WHAT YOU SHOULD DO> With no images included, output each entry below exactly as it appears.

Source records>
^^^^^^^^^^^^^^^^

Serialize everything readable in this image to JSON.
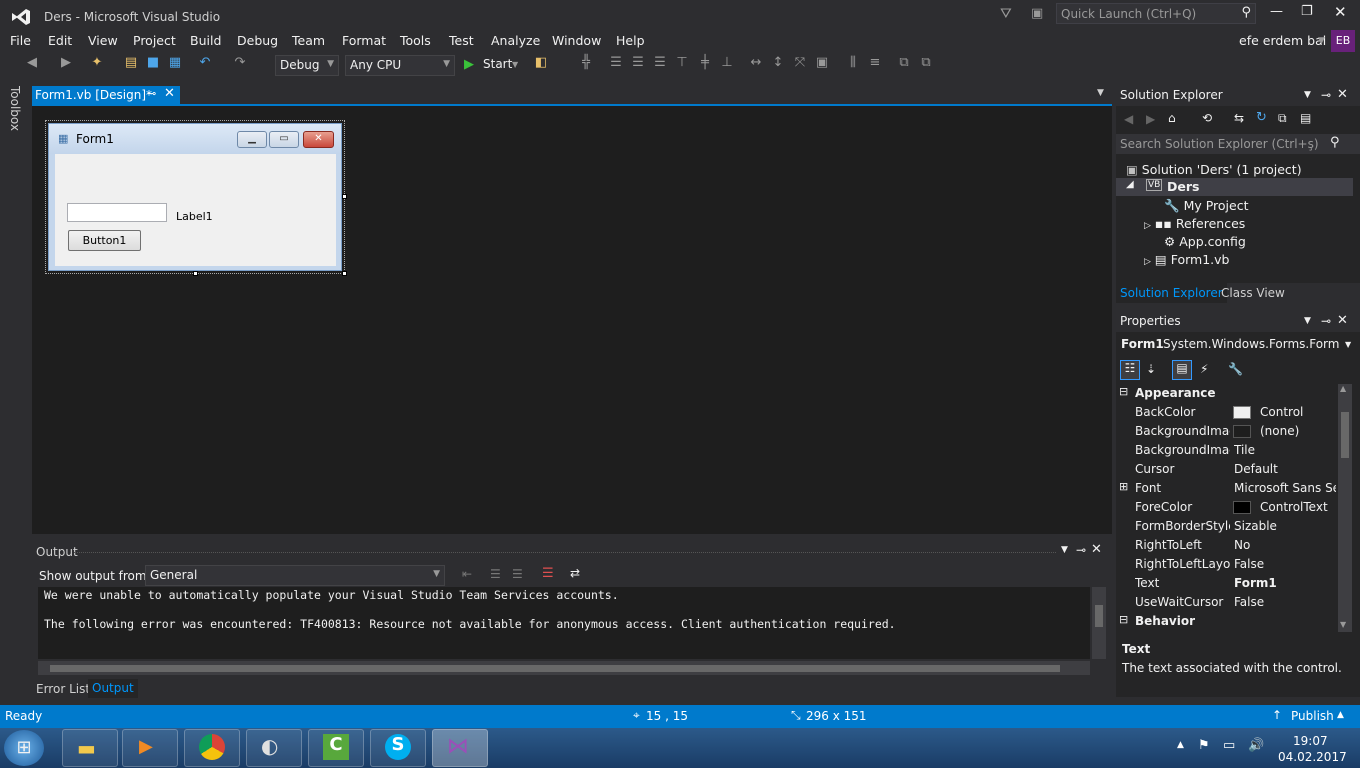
{
  "window": {
    "title": "Ders - Microsoft Visual Studio",
    "quick_launch_placeholder": "Quick Launch (Ctrl+Q)",
    "user": "efe erdem bal",
    "initials": "EB"
  },
  "menu": [
    "File",
    "Edit",
    "View",
    "Project",
    "Build",
    "Debug",
    "Team",
    "Format",
    "Tools",
    "Test",
    "Analyze",
    "Window",
    "Help"
  ],
  "toolbar": {
    "config": "Debug",
    "platform": "Any CPU",
    "start_label": "Start"
  },
  "toolbox_label": "Toolbox",
  "doc_tab": {
    "label": "Form1.vb [Design]*"
  },
  "form": {
    "caption": "Form1",
    "label": "Label1",
    "button": "Button1"
  },
  "output": {
    "title": "Output",
    "show_from_label": "Show output from:",
    "source": "General",
    "lines": [
      "We were unable to automatically populate your Visual Studio Team Services accounts.",
      "",
      "The following error was encountered: TF400813: Resource not available for anonymous access. Client authentication required."
    ]
  },
  "bottom_tabs": [
    "Error List",
    "Output"
  ],
  "solution_explorer": {
    "title": "Solution Explorer",
    "search_placeholder": "Search Solution Explorer (Ctrl+ş)",
    "solution": "Solution 'Ders' (1 project)",
    "project": "Ders",
    "items": [
      "My Project",
      "References",
      "App.config",
      "Form1.vb"
    ],
    "tabs": [
      "Solution Explorer",
      "Class View"
    ]
  },
  "properties": {
    "title": "Properties",
    "object": "Form1",
    "object_type": "System.Windows.Forms.Form",
    "category_appearance": "Appearance",
    "category_behavior": "Behavior",
    "rows": [
      {
        "name": "BackColor",
        "value": "Control"
      },
      {
        "name": "BackgroundImage",
        "value": "(none)"
      },
      {
        "name": "BackgroundImageLayout",
        "value": "Tile"
      },
      {
        "name": "Cursor",
        "value": "Default"
      },
      {
        "name": "Font",
        "value": "Microsoft Sans Serif"
      },
      {
        "name": "ForeColor",
        "value": "ControlText"
      },
      {
        "name": "FormBorderStyle",
        "value": "Sizable"
      },
      {
        "name": "RightToLeft",
        "value": "No"
      },
      {
        "name": "RightToLeftLayout",
        "value": "False"
      },
      {
        "name": "Text",
        "value": "Form1"
      },
      {
        "name": "UseWaitCursor",
        "value": "False"
      }
    ],
    "desc_title": "Text",
    "desc_text": "The text associated with the control."
  },
  "status": {
    "ready": "Ready",
    "position": "15 , 15",
    "size": "296 x 151",
    "publish": "Publish"
  },
  "clock": {
    "time": "19:07",
    "date": "04.02.2017"
  },
  "colors": {
    "accent": "#007acc",
    "bg": "#2d2d30",
    "vs_purple": "#68217a"
  }
}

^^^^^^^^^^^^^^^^

OUTPUT FOR THIS TASK>
Serialize everything readable in this image to JSON.
{
  "window": {
    "title": "Ders - Microsoft Visual Studio",
    "quick_launch_placeholder": "Quick Launch (Ctrl+Q)",
    "user": "efe erdem bal",
    "initials": "EB"
  },
  "menu": [
    "File",
    "Edit",
    "View",
    "Project",
    "Build",
    "Debug",
    "Team",
    "Format",
    "Tools",
    "Test",
    "Analyze",
    "Window",
    "Help"
  ],
  "toolbar": {
    "config": "Debug",
    "platform": "Any CPU",
    "start_label": "Start"
  },
  "toolbox_label": "Toolbox",
  "doc_tab": {
    "label": "Form1.vb [Design]*"
  },
  "form": {
    "caption": "Form1",
    "label": "Label1",
    "button": "Button1"
  },
  "output": {
    "title": "Output",
    "show_from_label": "Show output from:",
    "source": "General",
    "lines": [
      "We were unable to automatically populate your Visual Studio Team Services accounts.",
      "",
      "The following error was encountered: TF400813: Resource not available for anonymous access. Client authentication required."
    ]
  },
  "bottom_tabs": [
    "Error List",
    "Output"
  ],
  "solution_explorer": {
    "title": "Solution Explorer",
    "search_placeholder": "Search Solution Explorer (Ctrl+ş)",
    "solution": "Solution 'Ders' (1 project)",
    "project": "Ders",
    "items": [
      "My Project",
      "References",
      "App.config",
      "Form1.vb"
    ],
    "tabs": [
      "Solution Explorer",
      "Class View"
    ]
  },
  "properties": {
    "title": "Properties",
    "object": "Form1",
    "object_type": "System.Windows.Forms.Form",
    "category_appearance": "Appearance",
    "category_behavior": "Behavior",
    "rows": [
      {
        "name": "BackColor",
        "value": "Control"
      },
      {
        "name": "BackgroundImage",
        "value": "(none)"
      },
      {
        "name": "BackgroundImageLayout",
        "value": "Tile"
      },
      {
        "name": "Cursor",
        "value": "Default"
      },
      {
        "name": "Font",
        "value": "Microsoft Sans Serif"
      },
      {
        "name": "ForeColor",
        "value": "ControlText"
      },
      {
        "name": "FormBorderStyle",
        "value": "Sizable"
      },
      {
        "name": "RightToLeft",
        "value": "No"
      },
      {
        "name": "RightToLeftLayout",
        "value": "False"
      },
      {
        "name": "Text",
        "value": "Form1"
      },
      {
        "name": "UseWaitCursor",
        "value": "False"
      }
    ],
    "desc_title": "Text",
    "desc_text": "The text associated with the control."
  },
  "status": {
    "ready": "Ready",
    "position": "15 , 15",
    "size": "296 x 151",
    "publish": "Publish"
  },
  "clock": {
    "time": "19:07",
    "date": "04.02.2017"
  },
  "colors": {
    "accent": "#007acc",
    "bg": "#2d2d30",
    "vs_purple": "#68217a"
  }
}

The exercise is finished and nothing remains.